Overeem's loss to the massively overmatched Antonio 'Bigfoot' Silva is a perfect example of how Overeem alienates fans. Alistair mugged and toyed with the ambling giant before running out of steam and ducking onto a hard punch which began a series of punches that slumped the Dutchman along the fence. 

What Overeem does deserve enormous respect for is his commitment to massively improving his striking game.

Almost exclusively interested in knee strikes with random stepping punches and trick shots thrown in, Overeem never showed much aptitude for punching until his impressive starching of an underprepared Badr Hari on short notice. Since K-1 amended their already squeamish rules regarding clinch striking to take away Overeem's tremendous knees while holding the head, Overeem had to learn to box and added a cracking cross counter to his game; but that discussion is for another time.

Overeem has always enjoyed utilizing his knee strikes, and this is evidenced in his fights as a lanky 20-year-old taking on some of the best fighters in the world in PRIDE. Overeem was often wild, jumping in behind wild knee strikes from range and getting hit in the process.

Indeed, Overeem did much of his best work throughout his career in the clinch and on the ground. Overeem's knee strikes along the fence quickly ruined Paul Buentello and his knee strikes on the ground made short work of Sergei Kharitonov in their first meeting.

Watching Overeem vs. Kharitonov I—or even the brief knees to the ribs from side control in his bout with Brett Rogers in Strikeforce—certainly makes me miss the days of legal knees to the head on the ground.

What we are really here to appreciate, though, are Overeem's wonderful knees in striking exchanges.

The most notable examples are his stepping knees against Brock Lesnar. Stepping knees are rarely thrown in MMA because they are perceived as easy to grab. It would seem that a fighter who is mainly known as a kickboxer should not be giving his leg so freely to an elite wrestler, but Overeem's method was very sound.

Every time Overeem moved in, he would stretch his hands to smother Lesnar's. Lesnar couldn't resist handfighting, and it was in this time which Overeem would step forward and land his left knee.

This technique worked splendidly throughout the bout and led to the beautiful body kick which Overeem used to drop the gigantic American.

Overeem's knockout of Kazuyuki Fujita was performed with an almost identical technique, stepping in with his right leg but faking a right hand instead of hand fighting with Fujita.

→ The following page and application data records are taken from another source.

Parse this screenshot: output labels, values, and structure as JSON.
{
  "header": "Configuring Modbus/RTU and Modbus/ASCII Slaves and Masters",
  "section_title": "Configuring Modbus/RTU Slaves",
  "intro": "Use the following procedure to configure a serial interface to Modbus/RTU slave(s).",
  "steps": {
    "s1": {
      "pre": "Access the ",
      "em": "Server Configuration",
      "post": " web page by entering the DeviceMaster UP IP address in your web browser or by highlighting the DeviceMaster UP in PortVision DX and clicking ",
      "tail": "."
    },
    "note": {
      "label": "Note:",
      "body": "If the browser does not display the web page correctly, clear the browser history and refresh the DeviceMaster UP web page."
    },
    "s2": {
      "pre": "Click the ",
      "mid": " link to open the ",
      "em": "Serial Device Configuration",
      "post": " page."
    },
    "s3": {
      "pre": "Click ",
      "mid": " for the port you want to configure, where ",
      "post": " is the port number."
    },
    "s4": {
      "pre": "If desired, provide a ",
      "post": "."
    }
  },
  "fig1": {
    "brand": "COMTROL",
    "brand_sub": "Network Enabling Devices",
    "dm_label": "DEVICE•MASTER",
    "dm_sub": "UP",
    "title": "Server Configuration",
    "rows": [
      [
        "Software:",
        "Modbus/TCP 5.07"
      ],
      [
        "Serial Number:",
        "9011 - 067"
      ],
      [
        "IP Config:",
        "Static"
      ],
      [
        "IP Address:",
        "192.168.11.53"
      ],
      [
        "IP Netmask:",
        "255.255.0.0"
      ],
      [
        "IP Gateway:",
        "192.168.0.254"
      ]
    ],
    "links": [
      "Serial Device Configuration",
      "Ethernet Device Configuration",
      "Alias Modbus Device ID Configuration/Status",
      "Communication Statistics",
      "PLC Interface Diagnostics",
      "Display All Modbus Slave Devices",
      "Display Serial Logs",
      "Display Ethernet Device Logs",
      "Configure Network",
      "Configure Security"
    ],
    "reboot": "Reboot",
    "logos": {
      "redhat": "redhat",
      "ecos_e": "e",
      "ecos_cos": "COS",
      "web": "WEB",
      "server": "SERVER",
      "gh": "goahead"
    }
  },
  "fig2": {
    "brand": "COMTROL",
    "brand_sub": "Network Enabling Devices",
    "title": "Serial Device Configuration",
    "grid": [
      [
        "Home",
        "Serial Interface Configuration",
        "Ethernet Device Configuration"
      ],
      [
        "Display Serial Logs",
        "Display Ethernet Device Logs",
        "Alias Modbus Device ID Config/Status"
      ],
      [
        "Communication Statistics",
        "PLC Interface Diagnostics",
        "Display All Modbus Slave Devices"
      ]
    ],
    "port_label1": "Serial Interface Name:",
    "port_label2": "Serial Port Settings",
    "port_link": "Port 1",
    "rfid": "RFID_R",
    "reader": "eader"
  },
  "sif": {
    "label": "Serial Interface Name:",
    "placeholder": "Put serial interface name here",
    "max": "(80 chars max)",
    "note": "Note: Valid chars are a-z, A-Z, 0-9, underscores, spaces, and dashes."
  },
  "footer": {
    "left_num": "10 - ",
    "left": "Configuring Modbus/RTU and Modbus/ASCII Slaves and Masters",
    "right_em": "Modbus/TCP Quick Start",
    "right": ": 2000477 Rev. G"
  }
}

As Fujita ducked away from Overeem, he met Overeem's knee and fell to the floor unconscious for a good few minutes.

Overeem will also fake his right hand and step in to directly grab his opponent behind the neck in a single or double-collar tie (one or two-handed clinch). Overeem performs this routinely, as he did against Fabricio Werdum, Fujita and most famously Ewerton Teixeira.

A final interesting method which Overeem uses which one doesn't see used in MMA all that often is to throw a knee strike and a punch from the same side as he places his striking leg down behind him. The wonderful thing about this technique is that if the knee connects, it will lift the opponent's head into the follow-up punch, and if the opponent attempts to grab the knee strike, he will expose his jaw to the punch.

Overeem knocked down Badr Hari in their first bout with this technique. Overeem's one-time stable mate Errol Zimmerman also utilizes this technique frequently in kickboxing (2:52 below).

The most important point to note in Overeem's successful use of knees is that Overeem always strikes with the right surface—the point of his knee—against a vulnerable surface. Aiming is so much more important in knee striking than power—watching any of Anderson Silva's wonderful work in the clinch will confirm this. It is far worse to be hit with a light knee strike to the floating rib, bone on bone, than it is to have a thigh muscle thud against your side as the opponent strains to put power on his blows.

Pick up Jack's ebooks Advanced Striking and Elementary Striking at his blog, Fights Gone By.

Jack can also be found on Facebook and Twitter.